The objection that the ministry has to the project is that one hundred sunbeds plus bar and other facilities would "appreciably affect" an area of "community interest". The objection isn't so much that there would be the risk of environmental harm through pollution (though there might be some small risk), it is more the damage to the visual environment: unspoiled should mean and remain unspoiled.

Santa Margalida have given out different justifications for the plan. One was (bizarrely enough) to obtain a Blue Flag. Another was that the revenue from the concessions would pay for the maintenance of the beach. These may well have been reasonable grounds, but the chiringuito was surely unnecessary. Indeed, it would have represented a kick in the teeth to the one or two bars (not on the beach of course) which have, over several years, contributed to a laid-back atmosphere which so many thousands were prepared to defend.

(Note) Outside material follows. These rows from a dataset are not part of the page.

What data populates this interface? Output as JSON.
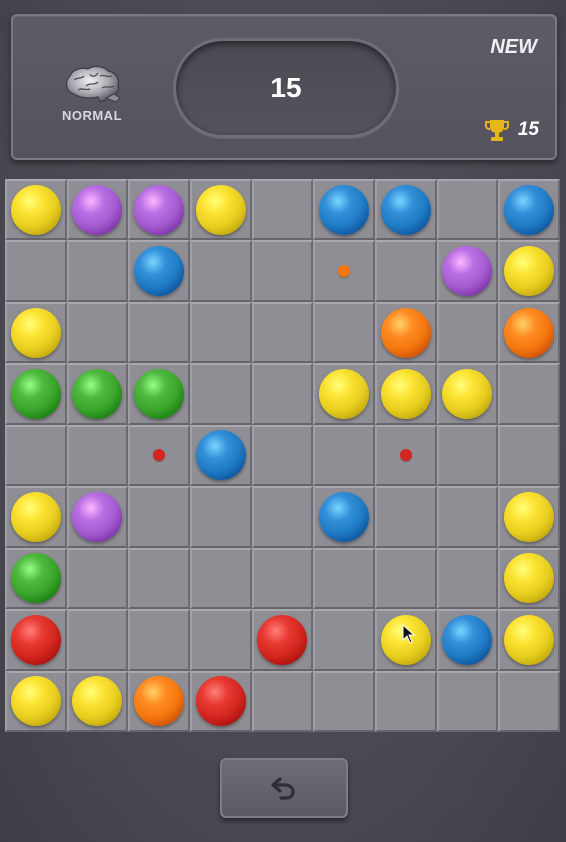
{
  "header": {
    "difficulty_label": "NORMAL",
    "difficulty_icon": "brain-icon",
    "score": "15",
    "new_label": "NEW",
    "best_icon": "trophy-icon",
    "best_score": "15"
  },
  "colors": {
    "yellow": "#e8cf1f",
    "purple": "#a45bd0",
    "blue": "#1f7bc4",
    "orange": "#f5770f",
    "green": "#3aa52a",
    "red": "#d3261f",
    "trophy": "#e7b51a"
  },
  "board": {
    "rows": 9,
    "cols": 9,
    "grid": [
      [
        "yellow",
        "purple",
        "purple",
        "yellow",
        null,
        "blue",
        "blue",
        null,
        "blue"
      ],
      [
        null,
        null,
        "blue",
        null,
        null,
        "dot:orange",
        null,
        "purple",
        "yellow"
      ],
      [
        "yellow",
        null,
        null,
        null,
        null,
        null,
        "orange",
        null,
        "orange"
      ],
      [
        "green",
        "green",
        "green",
        null,
        null,
        "yellow",
        "yellow",
        "yellow",
        null
      ],
      [
        null,
        null,
        "dot:red",
        "blue",
        null,
        null,
        "dot:red",
        null,
        null
      ],
      [
        "yellow",
        "purple",
        null,
        null,
        null,
        "blue",
        null,
        null,
        "yellow"
      ],
      [
        "green",
        null,
        null,
        null,
        null,
        null,
        null,
        null,
        "yellow"
      ],
      [
        "red",
        null,
        null,
        null,
        "red",
        null,
        "yellow",
        "blue",
        "yellow"
      ],
      [
        "yellow",
        "yellow",
        "orange",
        "red",
        null,
        null,
        null,
        null,
        null
      ]
    ]
  },
  "controls": {
    "undo_icon": "undo-icon",
    "cursor_icon": "mouse-cursor-icon"
  }
}
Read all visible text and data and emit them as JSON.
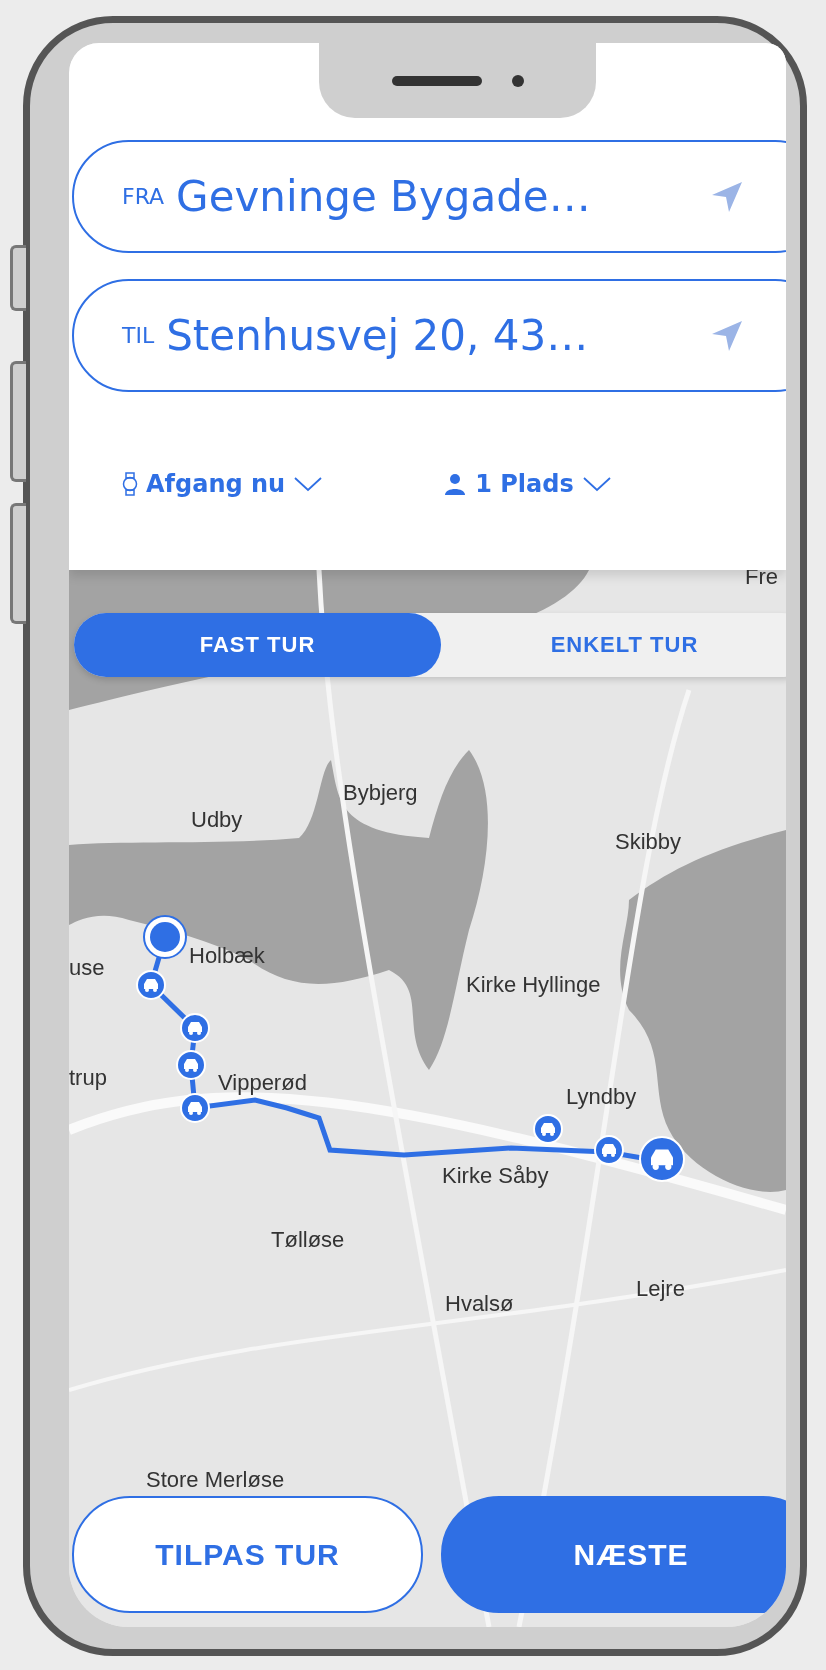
{
  "route_fields": [
    {
      "label": "FRA",
      "value": "Gevninge Bygade…"
    },
    {
      "label": "TIL",
      "value": "Stenhusvej 20, 43…"
    }
  ],
  "options": [
    {
      "kind": "time",
      "label": "Afgang nu"
    },
    {
      "kind": "seats",
      "label": "1 Plads"
    }
  ],
  "trip_type_tabs": [
    {
      "label": "FAST TUR",
      "selected": true
    },
    {
      "label": "ENKELT TUR",
      "selected": false
    }
  ],
  "map": {
    "place_labels": [
      "Fre",
      "Bybjerg",
      "Udby",
      "Skibby",
      "use",
      "Holbæk",
      "Kirke Hyllinge",
      "trup",
      "Vipperød",
      "Lyndby",
      "Kirke Såby",
      "Tølløse",
      "Lejre",
      "Hvalsø",
      "Store Merløse"
    ]
  },
  "buttons": [
    {
      "label": "TILPAS TUR",
      "kind": "secondary"
    },
    {
      "label": "NÆSTE",
      "kind": "primary"
    }
  ]
}
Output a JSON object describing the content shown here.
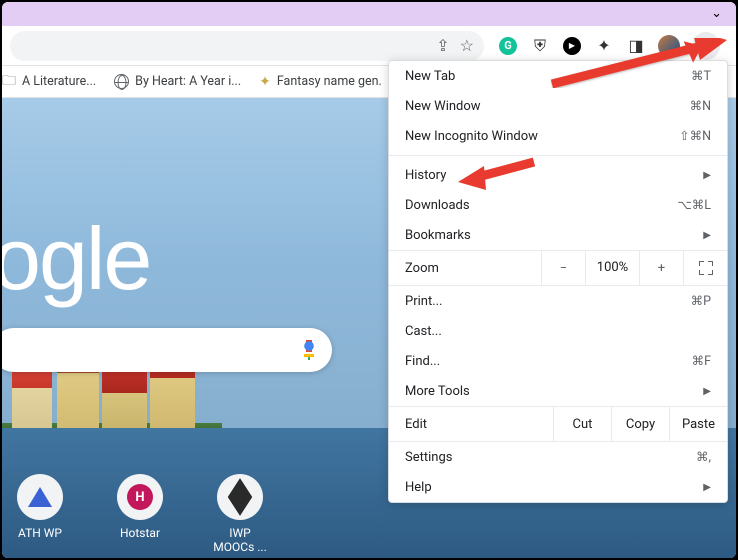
{
  "toolbar": {
    "share_icon": "⇪",
    "star_icon": "☆"
  },
  "bookmarks": [
    {
      "label": "A Literature...",
      "icon": "folder"
    },
    {
      "label": "By Heart: A Year i...",
      "icon": "globe"
    },
    {
      "label": "Fantasy name gen.",
      "icon": "gold"
    }
  ],
  "logo_text": "ogle",
  "shortcuts": [
    {
      "label": "ATH WP",
      "glyph": "triangle"
    },
    {
      "label": "Hotstar",
      "glyph": "H"
    },
    {
      "label": "IWP MOOCs ...",
      "glyph": "cube"
    }
  ],
  "menu": {
    "new_tab": {
      "label": "New Tab",
      "key": "⌘T"
    },
    "new_window": {
      "label": "New Window",
      "key": "⌘N"
    },
    "new_incognito": {
      "label": "New Incognito Window",
      "key": "⇧⌘N"
    },
    "history": {
      "label": "History"
    },
    "downloads": {
      "label": "Downloads",
      "key": "⌥⌘L"
    },
    "bookmarks": {
      "label": "Bookmarks"
    },
    "zoom_label": "Zoom",
    "zoom_minus": "−",
    "zoom_value": "100%",
    "zoom_plus": "+",
    "print": {
      "label": "Print...",
      "key": "⌘P"
    },
    "cast": {
      "label": "Cast..."
    },
    "find": {
      "label": "Find...",
      "key": "⌘F"
    },
    "more_tools": {
      "label": "More Tools"
    },
    "edit_label": "Edit",
    "edit_cut": "Cut",
    "edit_copy": "Copy",
    "edit_paste": "Paste",
    "settings": {
      "label": "Settings",
      "key": "⌘,"
    },
    "help": {
      "label": "Help"
    }
  }
}
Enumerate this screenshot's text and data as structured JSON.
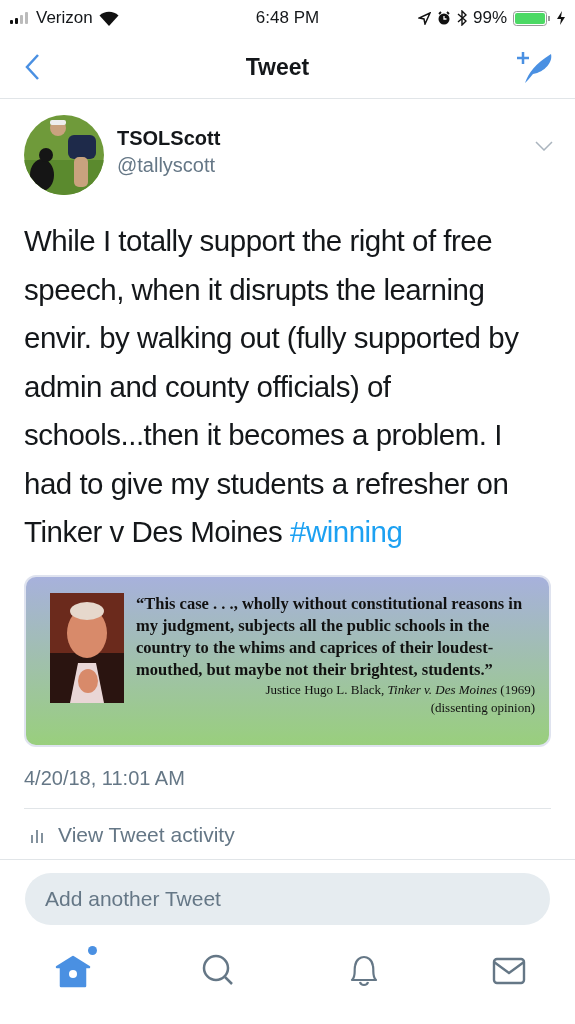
{
  "status_bar": {
    "carrier": "Verizon",
    "time": "6:48 PM",
    "battery": "99%"
  },
  "nav": {
    "title": "Tweet"
  },
  "tweet": {
    "author": {
      "name": "TSOLScott",
      "handle": "@tallyscott"
    },
    "text": "While I totally support the right of free speech, when it disrupts the learning envir. by walking out (fully supported by admin and county officials) of schools...then it becomes a problem. I had to give my students a refresher on Tinker v Des Moines",
    "hashtag": "#winning",
    "media": {
      "quote": "“This case . . ., wholly without constitutional reasons in my judgment, subjects all the public schools in the country to the whims and caprices of their loudest-mouthed, but maybe not their brightest, students.”",
      "attribution": "Justice Hugo L. Black, *Tinker v. Des Moines* (1969)",
      "note": "(dissenting opinion)"
    },
    "timestamp": "4/20/18, 11:01 AM",
    "activity": "View Tweet activity"
  },
  "reply": {
    "placeholder": "Add another Tweet"
  },
  "tab_bar": [
    {
      "kind": "home",
      "selected": true,
      "badge": true
    },
    {
      "kind": "search",
      "selected": false,
      "badge": false
    },
    {
      "kind": "notifications",
      "selected": false,
      "badge": false
    },
    {
      "kind": "messages",
      "selected": false,
      "badge": false
    }
  ]
}
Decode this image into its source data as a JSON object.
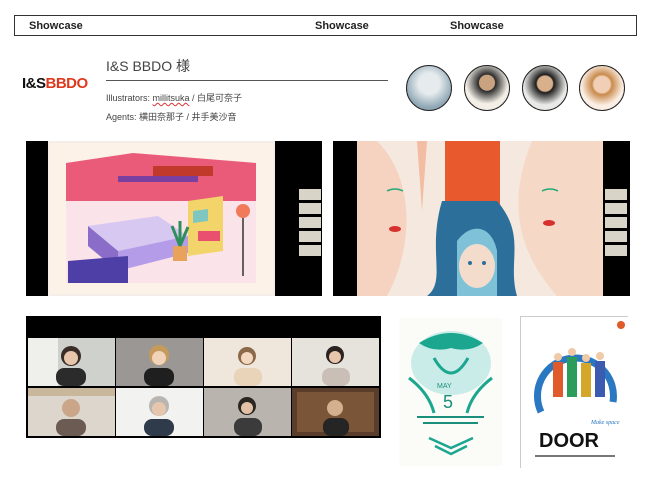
{
  "header": {
    "left_label": "Showcase",
    "center_label": "Showcase",
    "right_label": "Showcase"
  },
  "client": {
    "logo_left": "I&S",
    "logo_right": "BBDO",
    "name": "I&S BBDO 様",
    "illustrators_prefix": "Illustrators: ",
    "illustrators_link": "millitsuka",
    "illustrators_rest": " / 白尾可奈子",
    "agents": "Agents: 横田奈那子 / 井手美沙音"
  },
  "colors": {
    "brand_red": "#e03a1e",
    "frame_black": "#000000",
    "border": "#333333"
  },
  "poster_month": {
    "month": "MAY",
    "day": "5"
  },
  "poster_door": {
    "title": "DOOR",
    "tagline": "Make space"
  }
}
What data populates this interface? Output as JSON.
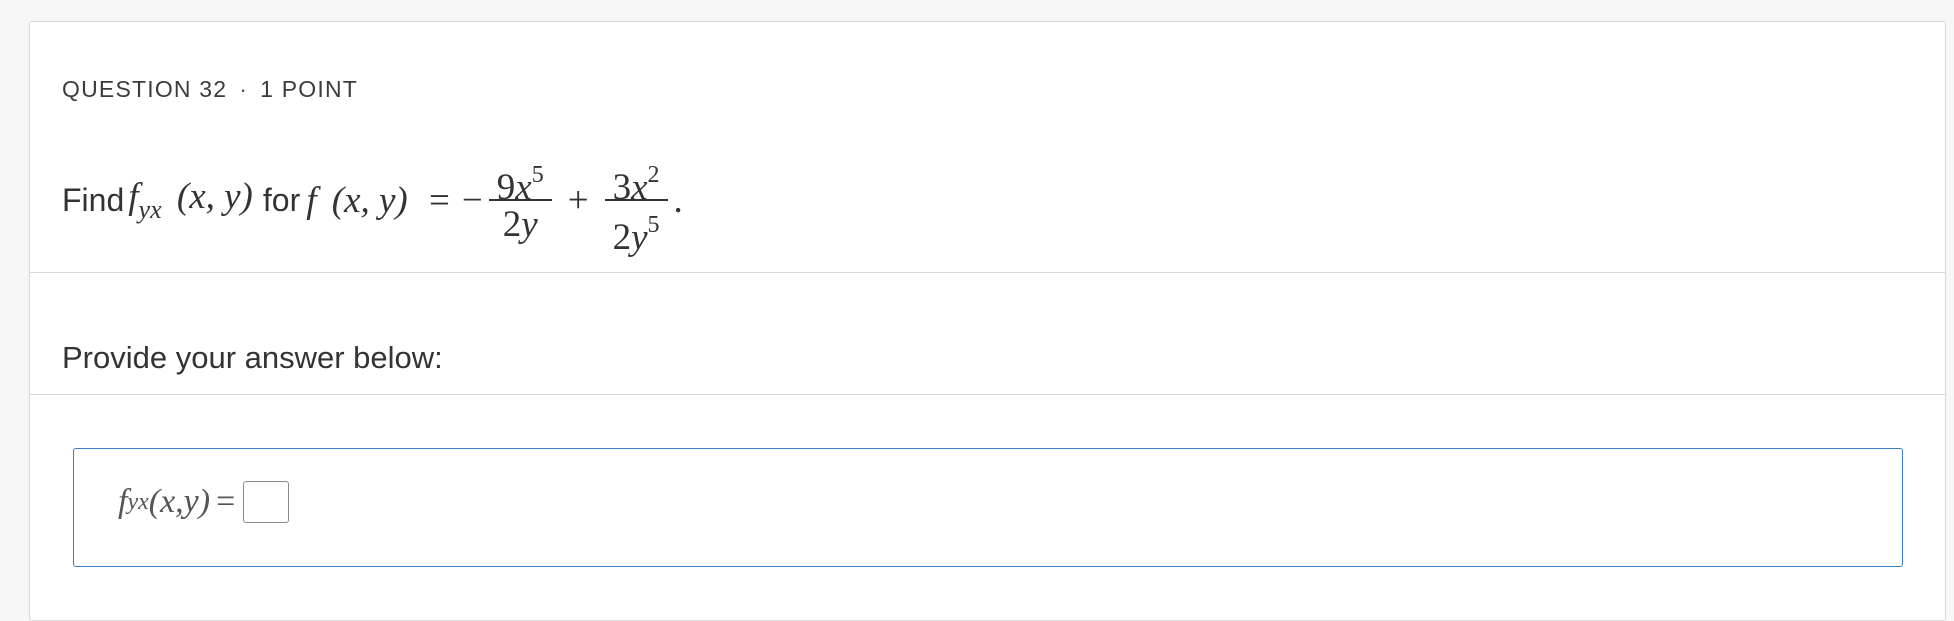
{
  "question": {
    "number_label": "QUESTION 32",
    "separator": "·",
    "points_label": "1 POINT"
  },
  "prompt": {
    "find_word": "Find",
    "target_fn": "f",
    "target_sub": "yx",
    "target_args": "(x, y)",
    "for_word": "for",
    "fn": "f",
    "fn_args": "(x, y)",
    "equals": "=",
    "minus": "−",
    "term1_num_coef": "9",
    "term1_num_var": "x",
    "term1_num_exp": "5",
    "term1_den_coef": "2",
    "term1_den_var": "y",
    "plus": "+",
    "term2_num_coef": "3",
    "term2_num_var": "x",
    "term2_num_exp": "2",
    "term2_den_coef": "2",
    "term2_den_var": "y",
    "term2_den_exp": "5",
    "period": "."
  },
  "answer_section": {
    "instruction": "Provide your answer below:",
    "lhs_fn": "f",
    "lhs_sub": "yx",
    "lhs_args": "(x,y)",
    "lhs_equals": "=",
    "input_value": ""
  },
  "colors": {
    "accent_border": "#3d7fc4",
    "text": "#333333",
    "divider": "#d8d8d8"
  }
}
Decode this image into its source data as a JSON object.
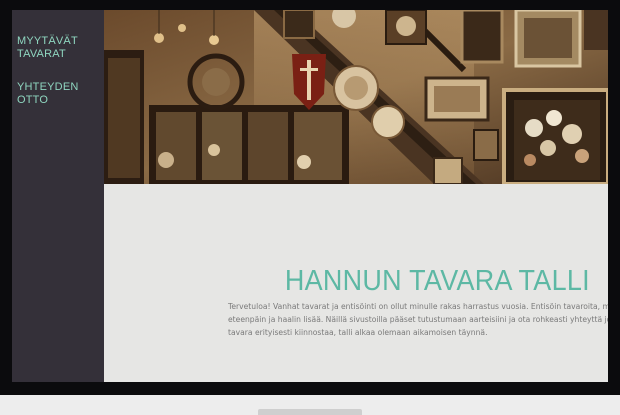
{
  "sidebar": {
    "items": [
      {
        "label_line1": "MYYTÄVÄT",
        "label_line2": "TAVARAT"
      },
      {
        "label_line1": "YHTEYDEN",
        "label_line2": "OTTO"
      }
    ]
  },
  "main": {
    "title": "HANNUN TAVARA TALLI",
    "intro_lines": [
      "Tervetuloa! Vanhat tavarat ja entisöinti on ollut minulle rakas harrastus vuosia. Entisöin tavaroita, myyn",
      "eteenpäin ja haalin lisää. Näillä sivustoilla pääset tutustumaan aarteisiini ja ota rohkeasti yhteyttä jos jo",
      "tavara erityisesti kiinnostaa, talli alkaa olemaan aikamoisen täynnä."
    ]
  },
  "colors": {
    "sidebar_bg": "#343039",
    "nav_text": "#8fd6c0",
    "title": "#5db8a4",
    "content_bg": "#e6e6e4",
    "body_text": "#7a7a7a"
  }
}
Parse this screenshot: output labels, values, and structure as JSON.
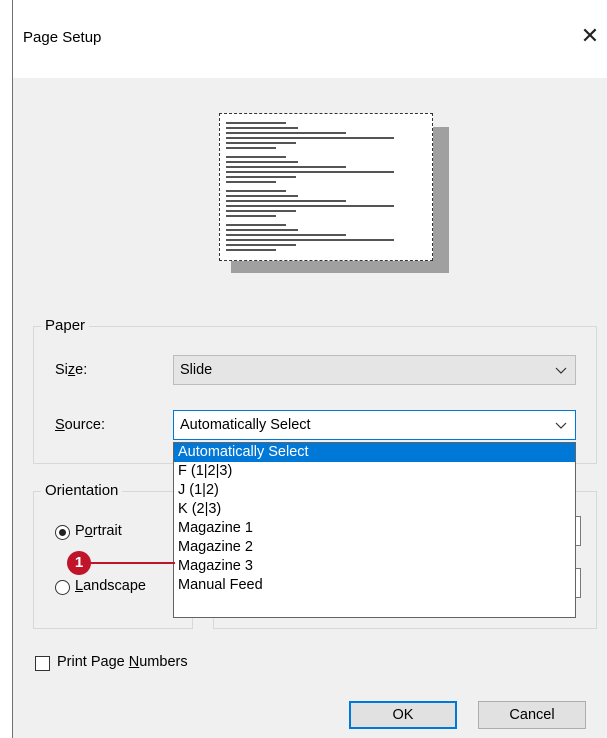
{
  "window": {
    "title": "Page Setup",
    "close_glyph": "✕"
  },
  "paper_group": {
    "label": "Paper",
    "size": {
      "label_prefix": "Si",
      "label_access_key": "z",
      "label_suffix": "e:",
      "value": "Slide"
    },
    "source": {
      "label_access_key": "S",
      "label_suffix": "ource:",
      "value": "Automatically Select",
      "options": [
        "Automatically Select",
        "F (1|2|3)",
        "J (1|2)",
        "K (2|3)",
        "Magazine 1",
        "Magazine 2",
        "Magazine 3",
        "Manual Feed"
      ],
      "selected_index": 0
    }
  },
  "orientation_group": {
    "label": "Orientation",
    "portrait": {
      "prefix": "P",
      "access_key": "o",
      "suffix": "rtrait",
      "checked": true
    },
    "landscape": {
      "prefix": "",
      "access_key": "L",
      "suffix": "andscape",
      "checked": false
    }
  },
  "print_page_numbers": {
    "prefix": "Print Page ",
    "access_key": "N",
    "suffix": "umbers",
    "checked": false
  },
  "buttons": {
    "ok": "OK",
    "cancel": "Cancel"
  },
  "callout": {
    "number": "1",
    "color": "#c0142a"
  },
  "colors": {
    "accent": "#0078d7",
    "dialog_bg": "#f0f0f0"
  }
}
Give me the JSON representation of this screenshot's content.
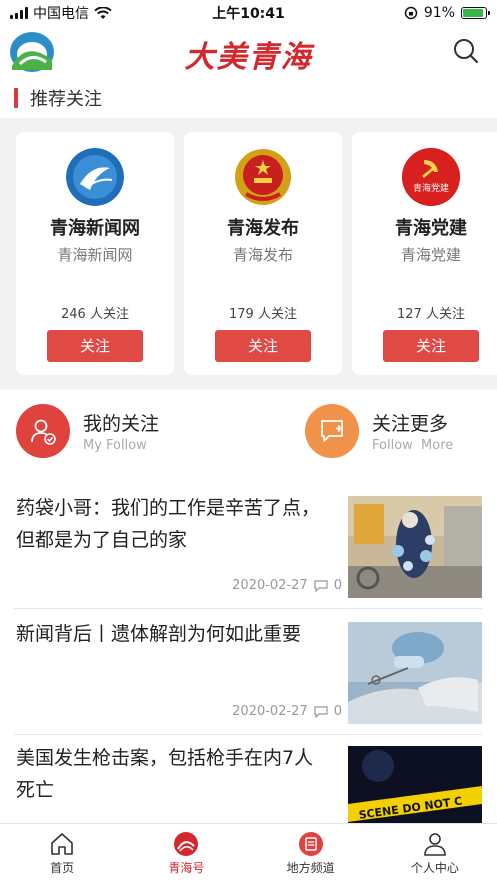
{
  "status_bar": {
    "carrier": "中国电信",
    "time": "上午10:41",
    "battery": "91%",
    "battery_level": 0.91
  },
  "header": {
    "brand": "大美青海",
    "search_icon": "search-icon"
  },
  "section": {
    "title": "推荐关注"
  },
  "cards": [
    {
      "name": "青海新闻网",
      "sub": "青海新闻网",
      "followers": "246 人关注",
      "button": "关注"
    },
    {
      "name": "青海发布",
      "sub": "青海发布",
      "followers": "179 人关注",
      "button": "关注"
    },
    {
      "name": "青海党建",
      "sub": "青海党建",
      "followers": "127 人关注",
      "button": "关注",
      "badge": "青海党建"
    }
  ],
  "follow": {
    "mine": {
      "title": "我的关注",
      "en": "My Follow"
    },
    "more": {
      "title": "关注更多",
      "en": "Follow  More"
    }
  },
  "news": [
    {
      "title": "药袋小哥：我们的工作是辛苦了点，但都是为了自己的家",
      "date": "2020-02-27",
      "comments": "0"
    },
    {
      "title": "新闻背后丨遗体解剖为何如此重要",
      "date": "2020-02-27",
      "comments": "0"
    },
    {
      "title": "美国发生枪击案，包括枪手在内7人死亡",
      "date": "",
      "comments": ""
    }
  ],
  "tabs": [
    {
      "label": "首页",
      "icon": "home-icon"
    },
    {
      "label": "青海号",
      "icon": "qinghai-hao-icon",
      "active": true
    },
    {
      "label": "地方频道",
      "icon": "local-channel-icon"
    },
    {
      "label": "个人中心",
      "icon": "user-icon"
    }
  ],
  "colors": {
    "brand_red": "#d2282e",
    "button_red": "#e04a45",
    "more_orange": "#f0924a"
  }
}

But while this particular bar was questionable, can the same be said for chiringuitos on other beaches of a rustic style? A full invasion of beaches by sunbeds and other facilities is one thing, but a chiringuito on its own? Yes, there are many tourists (and residents) who crave unspoiled beaches. Likewise, there are those who quite enjoy there being a bar. It can be positive in that it adds to the ambience rather than subtracts. It can also be positive in preventing a need to haul any amount of containers and plastic which might end up being discarded and so pose more of an environmental risk than a chiringuito, so long as the latter is subject to strict control.

What will now happen is that the ministry is going to say yea or nay to new applications and existing ones. Son Serra, representative of the former, is almost certainly out of the question. But what of, just as an example, Es Trenc's famed S'Embat?

My guess would be that a great majority of tourists and residents will approve of the government's aims (and I would be included in that majority), but being too dogmatic and too universal in treating each beach as the same would mean missing a point about how many have enjoyed beach life for so long. Chiringuitos have their role and it is one of ambience created decades ago.